This post is one of a series honoring Black History Month.
John W. Cooper (1873-1966) was the first African American ventriloquist to play the predominantly white vaudeville circuits. A Brookly native, he attended Professor Dorsey’s Institute, and worked as a stable boy at the racetracks in Sheepshead Bay.
He began performing in minstrel shows in the 1880s such as the Southern Jubilee Singers and Richards and Pringles Georgia Minstrels. He was not part of the minstrel company proper, i.e. wearing blackface as they did even in all black minstrel companies, or participating in the formal minstrel routines. He simply came into the olio and did his specialty number, which was his ventriloquist routine.
In 1901, he got his big break when the White Rats went on strike, creating an emergency need for talent on the big time vaudeville circuit. He billed himself variously as “The only Colored Ventriloquist in the World,” “America’s Representative Colored Ventriloquist,” and “Cooper, The Great Ventriloquist.” His primary dummy (the one pictured above) was named Sam Jackson. He also did a sketch called “Fun in a Barber Shop” where Cooper did six different puppet characters all in their barber chairs. In later years he was a regular on “The Major Bowes Original Amateur Hour,” and became a mentor to Shari Lewis and other young ventriloquists. He didn’t retire until 1960 at the age of 87.

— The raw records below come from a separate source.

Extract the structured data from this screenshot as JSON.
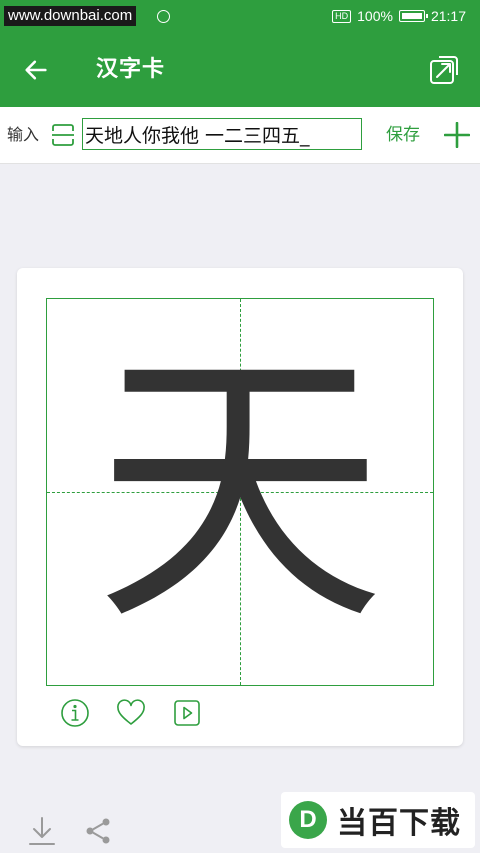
{
  "status_bar": {
    "watermark": "www.downbai.com",
    "hd_label": "HD",
    "battery_percent": "100%",
    "battery_level": 1.0,
    "time": "21:17"
  },
  "app_bar": {
    "title": "汉字卡",
    "back_icon": "arrow-left-icon",
    "expand_icon": "expand-icon"
  },
  "input_row": {
    "label": "输入",
    "scan_icon": "scan-icon",
    "value": "天地人你我他 一二三四五_",
    "save_label": "保存",
    "add_icon": "plus-icon"
  },
  "card": {
    "character": "天",
    "actions": [
      "info-icon",
      "heart-icon",
      "play-icon"
    ]
  },
  "bottom_toolbar": {
    "icons": [
      "download-icon",
      "share-icon"
    ]
  },
  "brand": {
    "logo_letter": "D",
    "name": "当百下载"
  },
  "colors": {
    "primary": "#2e9e3e",
    "background": "#efeff4",
    "character": "#333333"
  }
}
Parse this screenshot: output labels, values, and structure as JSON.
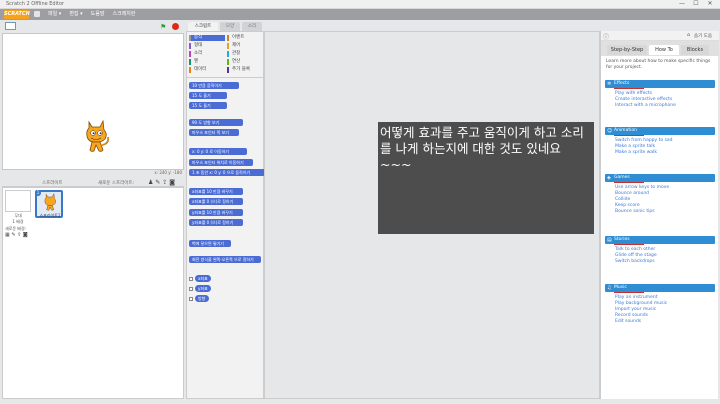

To find out more about the variety arts past and present, consult No Applause, Just Throw Money: The Book That Made Vaudeville Famous, available at Amazon, Barnes and Noble, and wherever nutty books are sold. And don’t miss Chain of Fools: Silent Comedy and Its Legacies from Nickelodeons to Youtube, to be released by Bear Manor Media in 2013.